So I was somewhat dreading this visitation by my mother. Who knew what might happen. My friend’s mother had given me her recipe for Singapore Laksa. My mother was already advising me on that recipe, asking me what fish I was using (there is no fish in it), and all sort of stuff relating to a Penang Laksa, which is a totally different dish. So with some trepidation, the first thing I did when they arrived was make a bowl of my recipe for my Mum and Dad to try. I was opening myself up to all kinds of criticism, but I have Malaysians coming to the Nyonya night and if I’m gonna get it, better get it before so I have a chance to change it. I actually don’t like laksa, so I’m not a great judge of a great laksa, since I haven’t had it for ages. It tasted OK to me. But I trust my Aunty Lee Leng’s recipe, who’s one of the best cooks I know. My Dad grumbled a bit, he likes my mum’s laksa, he likes the different noodles she uses. But, astonishingly, my mother actually said it was quite nice, and quite authentic (in a very small voice). I asked if I should add more blachan, more laksa leaf, a bit of sugar? I was told not to change a thing. And apparently the noodles I used (recommended by the man in the Vietnamese shop who’s probably never had laksa in his life), were just the right ones.

Wow. What a start. Later, after lunch, we set to making the Loh Bak. This is made with pork and spices, rolled in a bean curd skin, and fried. All the recipes I’d seen were made with belly pork, but my mum said it was too fatty, and had bought loin. I was a bit worried it might end up dry, but went with the flow. She showed me how to cut the meat the way Grandma used to do it, and which bits of the meat to leave out. We seasoned it and fried a test one. We decided it didn’t have enough spices. My dad said it was too salty. Luckily my mother had as much clue how to estimate for large numbers as I did when I started and cooked (or didn’t cook) all that rice, and she’d bought 2 big packs of pork loin, so we ended up diluting the saltiness with another half pack of pork.
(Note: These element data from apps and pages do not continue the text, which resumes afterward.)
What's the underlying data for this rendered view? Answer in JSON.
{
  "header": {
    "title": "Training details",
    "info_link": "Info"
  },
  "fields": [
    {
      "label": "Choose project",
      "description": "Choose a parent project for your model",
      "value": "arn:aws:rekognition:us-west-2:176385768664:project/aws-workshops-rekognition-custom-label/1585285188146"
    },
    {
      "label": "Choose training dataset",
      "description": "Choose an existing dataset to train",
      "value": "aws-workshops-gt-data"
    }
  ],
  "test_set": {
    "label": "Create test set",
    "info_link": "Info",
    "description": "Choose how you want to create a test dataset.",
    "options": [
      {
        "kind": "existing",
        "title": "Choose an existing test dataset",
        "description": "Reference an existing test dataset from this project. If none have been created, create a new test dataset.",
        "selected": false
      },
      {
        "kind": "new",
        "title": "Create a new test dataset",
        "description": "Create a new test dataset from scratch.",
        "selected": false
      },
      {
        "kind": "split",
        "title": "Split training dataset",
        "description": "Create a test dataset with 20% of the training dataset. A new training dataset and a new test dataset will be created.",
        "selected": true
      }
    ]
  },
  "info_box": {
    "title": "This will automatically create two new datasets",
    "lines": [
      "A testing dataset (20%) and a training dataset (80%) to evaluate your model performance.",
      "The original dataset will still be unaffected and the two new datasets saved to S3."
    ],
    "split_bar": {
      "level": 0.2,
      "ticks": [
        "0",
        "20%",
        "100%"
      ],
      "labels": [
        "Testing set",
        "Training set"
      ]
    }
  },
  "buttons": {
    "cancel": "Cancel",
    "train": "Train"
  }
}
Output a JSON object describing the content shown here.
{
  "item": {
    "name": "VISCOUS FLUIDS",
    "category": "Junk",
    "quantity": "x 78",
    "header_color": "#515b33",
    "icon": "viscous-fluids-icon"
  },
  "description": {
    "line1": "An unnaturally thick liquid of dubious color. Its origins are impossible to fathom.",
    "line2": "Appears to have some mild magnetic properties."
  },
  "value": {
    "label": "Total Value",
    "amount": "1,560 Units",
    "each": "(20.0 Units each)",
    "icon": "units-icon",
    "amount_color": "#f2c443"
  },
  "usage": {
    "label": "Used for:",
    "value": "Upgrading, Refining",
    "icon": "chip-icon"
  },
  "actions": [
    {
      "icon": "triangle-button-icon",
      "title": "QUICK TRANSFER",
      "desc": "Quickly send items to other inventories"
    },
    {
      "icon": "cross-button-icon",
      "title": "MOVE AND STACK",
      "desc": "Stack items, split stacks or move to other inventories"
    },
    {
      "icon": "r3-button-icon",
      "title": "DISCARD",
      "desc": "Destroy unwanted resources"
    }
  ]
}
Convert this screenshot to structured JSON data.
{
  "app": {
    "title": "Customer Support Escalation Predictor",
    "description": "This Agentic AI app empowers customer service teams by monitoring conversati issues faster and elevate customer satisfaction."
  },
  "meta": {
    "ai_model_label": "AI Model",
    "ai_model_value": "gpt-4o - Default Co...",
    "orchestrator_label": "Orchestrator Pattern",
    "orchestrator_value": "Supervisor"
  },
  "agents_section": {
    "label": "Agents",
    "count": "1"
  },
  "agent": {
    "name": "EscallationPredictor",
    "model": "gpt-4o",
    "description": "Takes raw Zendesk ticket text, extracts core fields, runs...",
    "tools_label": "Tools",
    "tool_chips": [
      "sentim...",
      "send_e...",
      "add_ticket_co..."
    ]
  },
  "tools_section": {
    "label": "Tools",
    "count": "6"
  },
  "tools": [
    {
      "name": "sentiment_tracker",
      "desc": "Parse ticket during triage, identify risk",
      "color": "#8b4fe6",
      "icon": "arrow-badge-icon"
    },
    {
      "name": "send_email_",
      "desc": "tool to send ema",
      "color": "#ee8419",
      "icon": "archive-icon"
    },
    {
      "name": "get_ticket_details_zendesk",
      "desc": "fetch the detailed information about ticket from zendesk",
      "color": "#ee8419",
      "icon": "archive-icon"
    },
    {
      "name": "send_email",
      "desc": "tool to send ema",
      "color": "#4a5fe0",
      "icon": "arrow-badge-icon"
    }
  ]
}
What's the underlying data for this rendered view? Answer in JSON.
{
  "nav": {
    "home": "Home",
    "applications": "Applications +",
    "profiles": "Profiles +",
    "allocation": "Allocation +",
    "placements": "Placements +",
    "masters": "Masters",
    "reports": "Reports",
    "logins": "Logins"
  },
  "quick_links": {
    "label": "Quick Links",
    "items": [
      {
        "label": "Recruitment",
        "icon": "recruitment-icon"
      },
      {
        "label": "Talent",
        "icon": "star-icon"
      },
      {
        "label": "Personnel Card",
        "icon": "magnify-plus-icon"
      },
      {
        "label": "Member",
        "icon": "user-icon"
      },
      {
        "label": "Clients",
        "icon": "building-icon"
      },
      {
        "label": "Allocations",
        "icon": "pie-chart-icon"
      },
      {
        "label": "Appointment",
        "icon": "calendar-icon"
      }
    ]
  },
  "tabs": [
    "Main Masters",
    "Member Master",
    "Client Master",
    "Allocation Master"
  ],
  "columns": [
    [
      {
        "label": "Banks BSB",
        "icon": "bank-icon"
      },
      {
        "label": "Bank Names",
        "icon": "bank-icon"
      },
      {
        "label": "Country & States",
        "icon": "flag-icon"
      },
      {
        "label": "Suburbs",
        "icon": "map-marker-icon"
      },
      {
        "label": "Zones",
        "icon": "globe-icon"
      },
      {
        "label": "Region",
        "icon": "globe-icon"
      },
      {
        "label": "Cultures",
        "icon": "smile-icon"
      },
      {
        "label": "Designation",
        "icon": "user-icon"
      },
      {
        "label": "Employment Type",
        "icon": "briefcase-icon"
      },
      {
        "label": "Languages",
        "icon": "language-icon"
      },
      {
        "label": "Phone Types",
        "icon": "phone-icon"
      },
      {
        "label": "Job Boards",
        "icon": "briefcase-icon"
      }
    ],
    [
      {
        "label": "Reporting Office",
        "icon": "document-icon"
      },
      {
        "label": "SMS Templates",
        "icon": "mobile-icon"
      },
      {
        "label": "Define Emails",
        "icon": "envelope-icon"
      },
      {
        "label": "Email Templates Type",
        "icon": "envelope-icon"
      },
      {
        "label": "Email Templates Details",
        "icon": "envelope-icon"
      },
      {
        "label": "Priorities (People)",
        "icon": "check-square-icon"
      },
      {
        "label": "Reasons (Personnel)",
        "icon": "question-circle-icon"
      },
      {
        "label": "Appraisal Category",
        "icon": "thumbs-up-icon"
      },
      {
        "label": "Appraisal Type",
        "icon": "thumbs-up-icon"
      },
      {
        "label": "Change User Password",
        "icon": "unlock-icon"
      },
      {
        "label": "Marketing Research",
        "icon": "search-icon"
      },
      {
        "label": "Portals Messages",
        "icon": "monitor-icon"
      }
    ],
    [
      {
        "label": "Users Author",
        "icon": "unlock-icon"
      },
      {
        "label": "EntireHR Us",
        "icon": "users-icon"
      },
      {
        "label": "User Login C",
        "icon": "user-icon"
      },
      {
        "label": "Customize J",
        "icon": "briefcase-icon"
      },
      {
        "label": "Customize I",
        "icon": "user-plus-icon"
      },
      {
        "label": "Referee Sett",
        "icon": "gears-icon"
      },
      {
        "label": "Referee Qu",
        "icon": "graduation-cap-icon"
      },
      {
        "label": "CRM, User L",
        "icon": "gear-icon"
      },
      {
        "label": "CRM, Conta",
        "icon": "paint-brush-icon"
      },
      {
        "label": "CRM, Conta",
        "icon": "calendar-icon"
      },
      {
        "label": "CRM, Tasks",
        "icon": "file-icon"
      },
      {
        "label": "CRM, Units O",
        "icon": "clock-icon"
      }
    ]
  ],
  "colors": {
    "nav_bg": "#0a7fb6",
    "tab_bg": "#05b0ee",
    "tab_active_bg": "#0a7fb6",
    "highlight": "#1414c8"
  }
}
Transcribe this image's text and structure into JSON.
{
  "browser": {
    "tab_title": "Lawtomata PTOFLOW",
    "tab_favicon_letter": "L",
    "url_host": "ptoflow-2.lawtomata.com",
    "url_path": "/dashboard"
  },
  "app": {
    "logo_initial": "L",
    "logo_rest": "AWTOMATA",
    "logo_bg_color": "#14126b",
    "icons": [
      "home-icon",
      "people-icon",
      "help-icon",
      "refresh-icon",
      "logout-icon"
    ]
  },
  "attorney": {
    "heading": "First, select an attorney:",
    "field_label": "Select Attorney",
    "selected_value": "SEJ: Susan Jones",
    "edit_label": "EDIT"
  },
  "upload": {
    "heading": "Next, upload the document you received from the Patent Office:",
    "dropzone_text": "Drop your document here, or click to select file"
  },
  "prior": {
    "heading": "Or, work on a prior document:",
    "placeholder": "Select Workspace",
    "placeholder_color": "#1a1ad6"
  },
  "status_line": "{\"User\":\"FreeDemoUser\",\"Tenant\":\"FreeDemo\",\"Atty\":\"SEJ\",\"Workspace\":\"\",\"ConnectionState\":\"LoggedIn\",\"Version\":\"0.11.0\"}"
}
We laughed and joked and I showed my mum how to make your own 5 spice powder, which we ran out of due to the enormous quantity of pork, and rolled pork in bean curd skins. When Daddy passed by he said “wow! How much are you making? You’ve got enough for 50!”. Well, considering he can’t fry an egg, next time my mum needs to estimate, she’d better ask him. He wasn’t a banker for nothing. We made over 40 with the mix we had and there was pork left over. I only seat 14 and this is a starter, assuming half order it, I need 14 only.…

My dad loves loh bak. But we have a fairly accurate estimate that my mum hasn’t made it for him for over 8 years. We know this because when we raided her larder for skins, we found a pack that expired in 2003. I had to buy fresh ones. So, it’s a bit like London Transport. You can wait 8 years for a loh bak, and then 40 come along at once.

Well, in the end, the whole thing was a bonding experience. We had a good time making it and my mum didn’t stay to drive me mad during the supper club. Maybe I’ll get her to help with another one some time. Oh, and the loh bak was great. My grandma was a legendary cook. It runs in the family.

 

My Grandma

 

By the way, my next night is a Georgian Feast on the 24th Jan.  Please book early if you want to come.  Nyonya night has been fully booked for a while.  And the chicken curry I'm going to serve is EXACTLY like my mother's ;-)

 

Lisha

Comments